'''
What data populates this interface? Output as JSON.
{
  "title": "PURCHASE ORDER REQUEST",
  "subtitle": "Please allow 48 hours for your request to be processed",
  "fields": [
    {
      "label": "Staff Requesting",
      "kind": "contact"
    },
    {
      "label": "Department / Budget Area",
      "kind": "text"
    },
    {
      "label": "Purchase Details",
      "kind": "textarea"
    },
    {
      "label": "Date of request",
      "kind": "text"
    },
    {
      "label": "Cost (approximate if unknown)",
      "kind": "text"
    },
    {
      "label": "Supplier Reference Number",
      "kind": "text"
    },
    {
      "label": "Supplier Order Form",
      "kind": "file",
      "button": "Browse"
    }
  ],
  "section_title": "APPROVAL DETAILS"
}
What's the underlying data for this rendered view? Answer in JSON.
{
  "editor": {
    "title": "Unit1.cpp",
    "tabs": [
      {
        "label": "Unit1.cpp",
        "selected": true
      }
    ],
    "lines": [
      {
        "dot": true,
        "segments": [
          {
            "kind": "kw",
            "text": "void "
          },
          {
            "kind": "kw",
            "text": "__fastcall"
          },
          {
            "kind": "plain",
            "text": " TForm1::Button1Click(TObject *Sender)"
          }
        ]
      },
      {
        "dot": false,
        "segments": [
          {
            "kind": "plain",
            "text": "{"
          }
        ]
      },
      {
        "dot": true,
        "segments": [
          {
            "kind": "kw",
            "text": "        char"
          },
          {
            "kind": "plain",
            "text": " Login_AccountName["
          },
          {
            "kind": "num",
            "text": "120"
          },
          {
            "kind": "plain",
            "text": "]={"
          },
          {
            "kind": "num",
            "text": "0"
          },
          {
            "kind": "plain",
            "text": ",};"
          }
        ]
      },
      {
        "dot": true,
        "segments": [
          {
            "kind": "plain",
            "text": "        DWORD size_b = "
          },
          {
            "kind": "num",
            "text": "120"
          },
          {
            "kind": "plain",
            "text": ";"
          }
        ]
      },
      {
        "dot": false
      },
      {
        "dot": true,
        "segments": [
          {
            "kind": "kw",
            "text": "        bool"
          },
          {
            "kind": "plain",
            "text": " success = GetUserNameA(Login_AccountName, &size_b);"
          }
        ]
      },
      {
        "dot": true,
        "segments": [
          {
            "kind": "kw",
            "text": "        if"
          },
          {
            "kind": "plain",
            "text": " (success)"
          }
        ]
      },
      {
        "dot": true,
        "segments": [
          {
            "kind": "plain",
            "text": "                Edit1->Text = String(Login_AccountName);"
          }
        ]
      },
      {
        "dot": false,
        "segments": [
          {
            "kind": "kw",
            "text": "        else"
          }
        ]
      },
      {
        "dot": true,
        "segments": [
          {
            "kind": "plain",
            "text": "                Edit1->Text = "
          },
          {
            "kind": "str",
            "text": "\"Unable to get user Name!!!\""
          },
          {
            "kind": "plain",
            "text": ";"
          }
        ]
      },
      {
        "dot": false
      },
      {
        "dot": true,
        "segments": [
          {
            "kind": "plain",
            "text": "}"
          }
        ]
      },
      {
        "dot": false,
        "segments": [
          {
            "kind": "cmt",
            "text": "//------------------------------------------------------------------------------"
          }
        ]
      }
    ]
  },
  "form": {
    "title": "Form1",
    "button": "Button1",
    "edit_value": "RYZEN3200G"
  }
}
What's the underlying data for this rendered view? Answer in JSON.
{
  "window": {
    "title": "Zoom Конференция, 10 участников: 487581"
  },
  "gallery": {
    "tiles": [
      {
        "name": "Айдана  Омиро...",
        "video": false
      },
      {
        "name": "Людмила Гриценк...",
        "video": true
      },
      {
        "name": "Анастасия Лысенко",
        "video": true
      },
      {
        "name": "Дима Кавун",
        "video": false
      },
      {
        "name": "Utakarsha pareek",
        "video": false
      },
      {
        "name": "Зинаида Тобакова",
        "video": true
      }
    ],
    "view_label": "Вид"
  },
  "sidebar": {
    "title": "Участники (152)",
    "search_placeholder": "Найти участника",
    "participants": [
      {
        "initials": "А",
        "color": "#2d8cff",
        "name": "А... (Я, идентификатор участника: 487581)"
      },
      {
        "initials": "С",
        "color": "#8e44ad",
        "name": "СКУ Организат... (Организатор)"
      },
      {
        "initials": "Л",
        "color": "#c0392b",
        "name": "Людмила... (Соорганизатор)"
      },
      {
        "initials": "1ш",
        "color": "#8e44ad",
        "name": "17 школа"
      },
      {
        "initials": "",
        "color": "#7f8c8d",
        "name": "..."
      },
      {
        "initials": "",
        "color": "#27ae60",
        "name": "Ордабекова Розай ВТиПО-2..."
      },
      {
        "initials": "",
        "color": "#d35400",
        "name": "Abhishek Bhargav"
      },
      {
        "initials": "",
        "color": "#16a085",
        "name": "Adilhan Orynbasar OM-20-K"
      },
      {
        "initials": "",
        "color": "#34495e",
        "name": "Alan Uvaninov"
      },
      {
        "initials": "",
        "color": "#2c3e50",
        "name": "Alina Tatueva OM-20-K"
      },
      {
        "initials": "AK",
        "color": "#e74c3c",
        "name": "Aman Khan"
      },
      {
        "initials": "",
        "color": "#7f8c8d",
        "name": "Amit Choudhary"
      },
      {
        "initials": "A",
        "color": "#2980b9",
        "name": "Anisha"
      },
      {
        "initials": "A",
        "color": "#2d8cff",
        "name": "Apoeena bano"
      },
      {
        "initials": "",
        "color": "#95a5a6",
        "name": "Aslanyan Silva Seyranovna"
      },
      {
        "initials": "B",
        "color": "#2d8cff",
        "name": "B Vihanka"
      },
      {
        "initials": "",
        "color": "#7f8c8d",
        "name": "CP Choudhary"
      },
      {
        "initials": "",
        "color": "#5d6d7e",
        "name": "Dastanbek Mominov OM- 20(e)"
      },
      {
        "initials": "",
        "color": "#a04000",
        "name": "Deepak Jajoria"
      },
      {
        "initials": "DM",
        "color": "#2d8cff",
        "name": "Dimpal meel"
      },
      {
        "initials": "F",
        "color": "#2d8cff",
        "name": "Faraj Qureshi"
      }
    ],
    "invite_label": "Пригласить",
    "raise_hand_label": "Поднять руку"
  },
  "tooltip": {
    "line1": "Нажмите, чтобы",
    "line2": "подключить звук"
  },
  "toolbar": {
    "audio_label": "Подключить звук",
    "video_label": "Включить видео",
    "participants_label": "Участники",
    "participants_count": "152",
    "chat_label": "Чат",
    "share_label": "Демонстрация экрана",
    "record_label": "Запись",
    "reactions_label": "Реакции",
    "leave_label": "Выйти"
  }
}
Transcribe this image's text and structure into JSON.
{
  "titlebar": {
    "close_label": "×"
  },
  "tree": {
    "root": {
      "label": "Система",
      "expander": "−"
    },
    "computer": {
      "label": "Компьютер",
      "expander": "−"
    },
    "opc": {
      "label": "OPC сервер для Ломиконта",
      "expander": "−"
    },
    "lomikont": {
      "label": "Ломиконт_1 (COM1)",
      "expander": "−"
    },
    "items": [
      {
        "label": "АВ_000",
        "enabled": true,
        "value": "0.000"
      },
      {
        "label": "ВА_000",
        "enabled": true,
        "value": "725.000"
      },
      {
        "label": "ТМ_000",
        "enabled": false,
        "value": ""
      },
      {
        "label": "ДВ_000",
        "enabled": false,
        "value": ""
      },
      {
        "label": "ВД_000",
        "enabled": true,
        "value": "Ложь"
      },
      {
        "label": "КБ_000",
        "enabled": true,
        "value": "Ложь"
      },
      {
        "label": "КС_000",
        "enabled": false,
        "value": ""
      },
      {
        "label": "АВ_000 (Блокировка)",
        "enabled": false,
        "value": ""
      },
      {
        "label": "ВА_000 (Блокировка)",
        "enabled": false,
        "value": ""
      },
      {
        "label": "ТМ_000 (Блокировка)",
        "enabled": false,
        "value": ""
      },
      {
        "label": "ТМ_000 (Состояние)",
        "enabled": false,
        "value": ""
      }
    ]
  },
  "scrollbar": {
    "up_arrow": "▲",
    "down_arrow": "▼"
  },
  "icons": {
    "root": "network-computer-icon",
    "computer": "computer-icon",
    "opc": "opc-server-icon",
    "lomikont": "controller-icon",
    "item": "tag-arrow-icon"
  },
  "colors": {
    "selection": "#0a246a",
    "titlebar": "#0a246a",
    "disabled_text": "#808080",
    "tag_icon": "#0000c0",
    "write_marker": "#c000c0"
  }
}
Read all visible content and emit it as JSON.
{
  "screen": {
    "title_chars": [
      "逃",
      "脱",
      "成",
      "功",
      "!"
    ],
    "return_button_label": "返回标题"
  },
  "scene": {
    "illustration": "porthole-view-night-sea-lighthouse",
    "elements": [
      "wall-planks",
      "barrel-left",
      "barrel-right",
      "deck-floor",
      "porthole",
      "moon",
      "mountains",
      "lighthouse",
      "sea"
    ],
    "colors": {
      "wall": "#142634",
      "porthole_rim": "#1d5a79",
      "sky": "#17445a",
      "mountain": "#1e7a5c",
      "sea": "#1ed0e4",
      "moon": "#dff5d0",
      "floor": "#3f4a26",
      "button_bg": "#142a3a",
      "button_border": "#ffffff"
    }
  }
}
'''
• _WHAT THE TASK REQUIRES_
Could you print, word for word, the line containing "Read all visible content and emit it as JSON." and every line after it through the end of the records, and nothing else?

• _TASK OUTPUT_
Read all visible content and emit it as JSON.
{
  "screen": {
    "title_chars": [
      "逃",
      "脱",
      "成",
      "功",
      "!"
    ],
    "return_button_label": "返回标题"
  },
  "scene": {
    "illustration": "porthole-view-night-sea-lighthouse",
    "elements": [
      "wall-planks",
      "barrel-left",
      "barrel-right",
      "deck-floor",
      "porthole",
      "moon",
      "mountains",
      "lighthouse",
      "sea"
    ],
    "colors": {
      "wall": "#142634",
      "porthole_rim": "#1d5a79",
      "sky": "#17445a",
      "mountain": "#1e7a5c",
      "sea": "#1ed0e4",
      "moon": "#dff5d0",
      "floor": "#3f4a26",
      "button_bg": "#142a3a",
      "button_border": "#ffffff"
    }
  }
}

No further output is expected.